__Task details__. Say how many lines of the data below have the word "kinase" in them. Add nothing else.

__Excerpts from a dataset__.
= = = = =

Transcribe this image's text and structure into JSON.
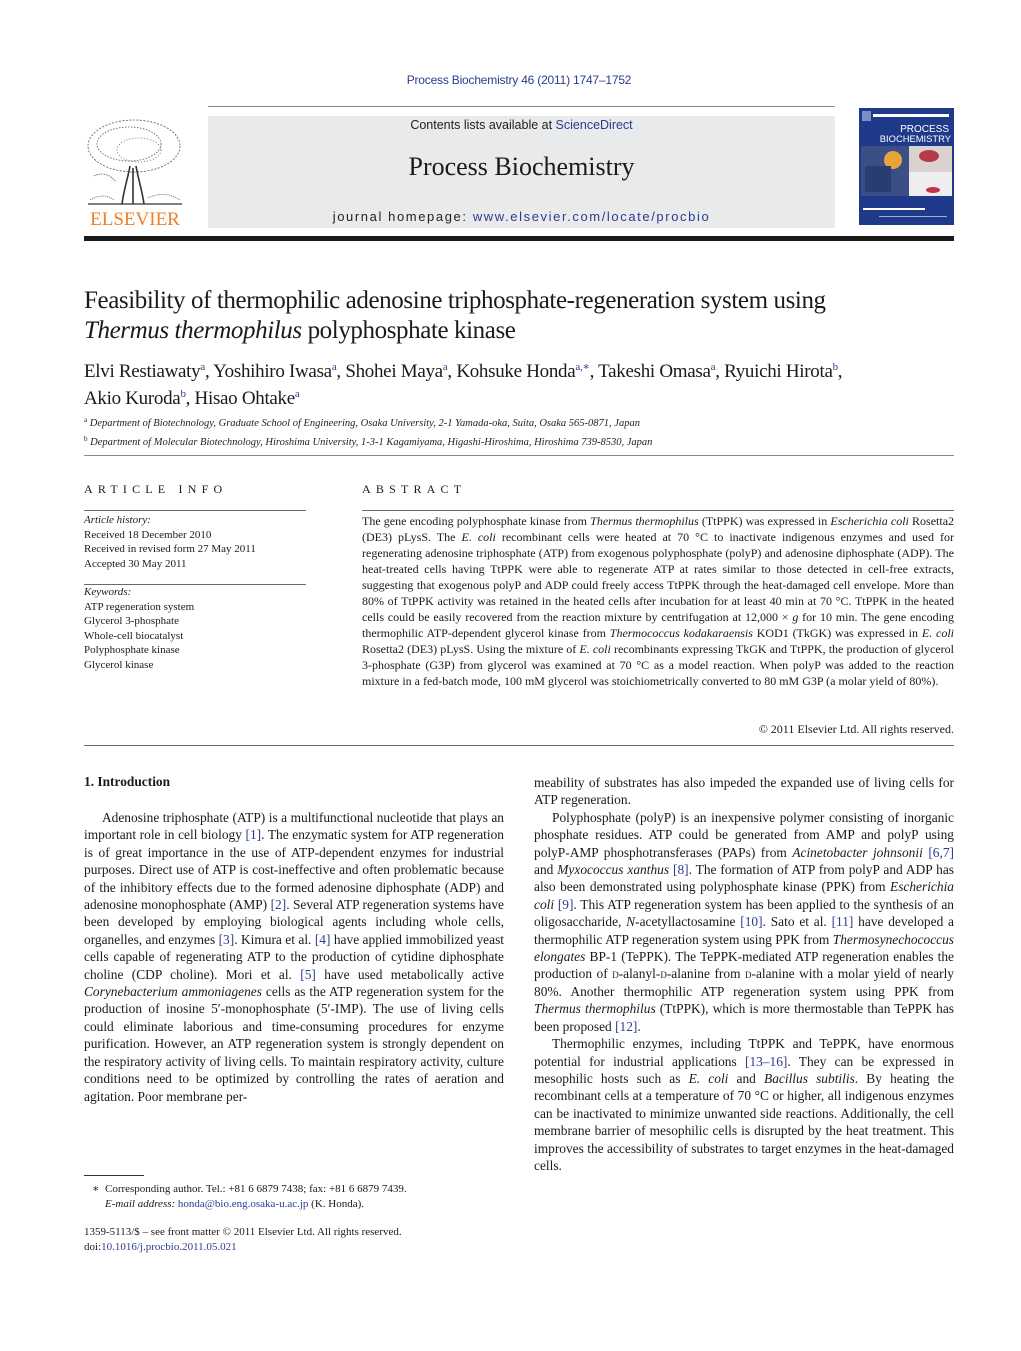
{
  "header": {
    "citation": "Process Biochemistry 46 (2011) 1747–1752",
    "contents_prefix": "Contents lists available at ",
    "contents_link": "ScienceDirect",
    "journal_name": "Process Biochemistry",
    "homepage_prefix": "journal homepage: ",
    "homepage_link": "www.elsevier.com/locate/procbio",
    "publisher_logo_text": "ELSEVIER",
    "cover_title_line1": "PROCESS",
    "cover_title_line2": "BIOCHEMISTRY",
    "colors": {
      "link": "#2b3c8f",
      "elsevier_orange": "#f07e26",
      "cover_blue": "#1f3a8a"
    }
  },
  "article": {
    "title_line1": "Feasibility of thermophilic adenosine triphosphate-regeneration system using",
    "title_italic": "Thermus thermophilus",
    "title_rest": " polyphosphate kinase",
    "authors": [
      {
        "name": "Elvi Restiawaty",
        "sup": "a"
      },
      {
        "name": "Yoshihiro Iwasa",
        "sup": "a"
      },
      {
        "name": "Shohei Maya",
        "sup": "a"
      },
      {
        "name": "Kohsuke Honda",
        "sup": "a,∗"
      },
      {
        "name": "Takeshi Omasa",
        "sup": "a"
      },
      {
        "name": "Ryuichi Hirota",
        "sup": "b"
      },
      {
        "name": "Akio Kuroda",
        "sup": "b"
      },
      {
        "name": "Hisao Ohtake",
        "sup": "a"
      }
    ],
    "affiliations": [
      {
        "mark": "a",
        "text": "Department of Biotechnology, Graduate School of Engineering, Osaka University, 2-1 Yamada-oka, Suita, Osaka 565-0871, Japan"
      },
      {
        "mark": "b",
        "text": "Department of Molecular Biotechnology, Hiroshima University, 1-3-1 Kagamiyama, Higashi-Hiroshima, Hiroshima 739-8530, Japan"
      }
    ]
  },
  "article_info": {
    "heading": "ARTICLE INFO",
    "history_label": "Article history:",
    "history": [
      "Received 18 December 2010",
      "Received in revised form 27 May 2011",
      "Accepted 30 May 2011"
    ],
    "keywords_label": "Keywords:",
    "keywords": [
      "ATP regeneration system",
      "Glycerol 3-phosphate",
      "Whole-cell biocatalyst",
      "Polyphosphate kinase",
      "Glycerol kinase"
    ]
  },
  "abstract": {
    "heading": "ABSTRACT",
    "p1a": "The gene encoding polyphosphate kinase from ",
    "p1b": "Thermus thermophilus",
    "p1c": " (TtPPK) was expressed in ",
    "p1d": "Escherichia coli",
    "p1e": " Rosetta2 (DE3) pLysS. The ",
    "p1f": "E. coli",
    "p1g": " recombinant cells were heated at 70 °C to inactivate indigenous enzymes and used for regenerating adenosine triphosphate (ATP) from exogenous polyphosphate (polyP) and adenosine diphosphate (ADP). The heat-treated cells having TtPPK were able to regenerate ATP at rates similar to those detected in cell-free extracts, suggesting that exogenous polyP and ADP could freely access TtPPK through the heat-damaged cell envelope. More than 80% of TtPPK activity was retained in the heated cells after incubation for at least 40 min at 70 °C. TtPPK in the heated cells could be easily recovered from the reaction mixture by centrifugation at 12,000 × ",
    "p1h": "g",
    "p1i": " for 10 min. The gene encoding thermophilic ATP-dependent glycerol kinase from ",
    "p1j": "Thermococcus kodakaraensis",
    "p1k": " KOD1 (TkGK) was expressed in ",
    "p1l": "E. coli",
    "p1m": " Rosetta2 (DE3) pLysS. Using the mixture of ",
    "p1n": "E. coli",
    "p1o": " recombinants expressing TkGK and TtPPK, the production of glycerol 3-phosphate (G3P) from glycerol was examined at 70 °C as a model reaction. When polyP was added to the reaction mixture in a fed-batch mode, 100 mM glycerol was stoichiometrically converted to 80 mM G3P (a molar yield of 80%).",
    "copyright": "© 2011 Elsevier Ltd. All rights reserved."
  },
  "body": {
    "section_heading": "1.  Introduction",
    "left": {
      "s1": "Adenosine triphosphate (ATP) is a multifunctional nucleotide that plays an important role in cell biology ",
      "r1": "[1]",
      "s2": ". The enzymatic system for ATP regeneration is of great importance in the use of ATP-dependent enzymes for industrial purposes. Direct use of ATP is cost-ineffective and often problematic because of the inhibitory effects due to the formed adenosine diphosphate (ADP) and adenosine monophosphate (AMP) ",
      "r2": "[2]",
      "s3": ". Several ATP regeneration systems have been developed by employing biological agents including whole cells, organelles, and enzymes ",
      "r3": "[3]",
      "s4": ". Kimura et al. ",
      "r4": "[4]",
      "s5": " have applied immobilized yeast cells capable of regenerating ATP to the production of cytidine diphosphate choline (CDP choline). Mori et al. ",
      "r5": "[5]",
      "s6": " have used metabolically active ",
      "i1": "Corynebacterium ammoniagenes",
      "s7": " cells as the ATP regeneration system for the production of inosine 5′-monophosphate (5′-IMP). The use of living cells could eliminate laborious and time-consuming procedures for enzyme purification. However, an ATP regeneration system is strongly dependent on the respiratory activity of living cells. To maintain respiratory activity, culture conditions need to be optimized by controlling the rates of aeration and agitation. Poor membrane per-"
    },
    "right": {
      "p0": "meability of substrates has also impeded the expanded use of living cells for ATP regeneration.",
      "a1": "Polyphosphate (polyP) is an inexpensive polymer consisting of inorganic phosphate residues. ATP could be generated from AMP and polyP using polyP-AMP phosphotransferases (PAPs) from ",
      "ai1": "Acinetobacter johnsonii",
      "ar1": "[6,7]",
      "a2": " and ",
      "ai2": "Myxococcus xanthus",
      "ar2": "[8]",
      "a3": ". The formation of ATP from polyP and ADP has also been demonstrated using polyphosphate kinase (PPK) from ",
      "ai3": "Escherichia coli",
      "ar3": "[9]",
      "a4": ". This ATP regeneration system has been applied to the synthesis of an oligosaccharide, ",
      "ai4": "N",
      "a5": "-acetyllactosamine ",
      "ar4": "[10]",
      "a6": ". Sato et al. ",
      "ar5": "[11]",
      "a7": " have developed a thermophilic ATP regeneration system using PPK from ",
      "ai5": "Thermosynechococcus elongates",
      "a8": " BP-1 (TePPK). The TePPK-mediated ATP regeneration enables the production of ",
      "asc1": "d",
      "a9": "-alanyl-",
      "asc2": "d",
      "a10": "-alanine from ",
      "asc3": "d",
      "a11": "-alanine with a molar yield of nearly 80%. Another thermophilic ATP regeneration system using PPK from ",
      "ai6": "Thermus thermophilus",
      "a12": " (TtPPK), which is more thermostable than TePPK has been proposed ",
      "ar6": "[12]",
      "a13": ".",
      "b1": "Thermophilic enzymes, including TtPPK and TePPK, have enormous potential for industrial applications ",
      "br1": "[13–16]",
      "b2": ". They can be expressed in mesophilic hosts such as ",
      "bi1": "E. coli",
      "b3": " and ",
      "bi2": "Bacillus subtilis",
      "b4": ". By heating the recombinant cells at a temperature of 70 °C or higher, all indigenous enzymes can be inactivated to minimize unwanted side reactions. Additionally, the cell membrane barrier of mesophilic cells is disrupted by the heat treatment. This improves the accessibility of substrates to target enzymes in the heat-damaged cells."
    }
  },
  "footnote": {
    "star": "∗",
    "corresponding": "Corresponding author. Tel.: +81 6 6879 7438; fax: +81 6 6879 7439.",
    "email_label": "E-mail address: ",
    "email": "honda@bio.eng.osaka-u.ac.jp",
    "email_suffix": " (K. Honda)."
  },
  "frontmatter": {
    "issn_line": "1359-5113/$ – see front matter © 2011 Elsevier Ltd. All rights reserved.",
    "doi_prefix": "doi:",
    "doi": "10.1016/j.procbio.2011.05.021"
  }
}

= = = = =

__Result__. 6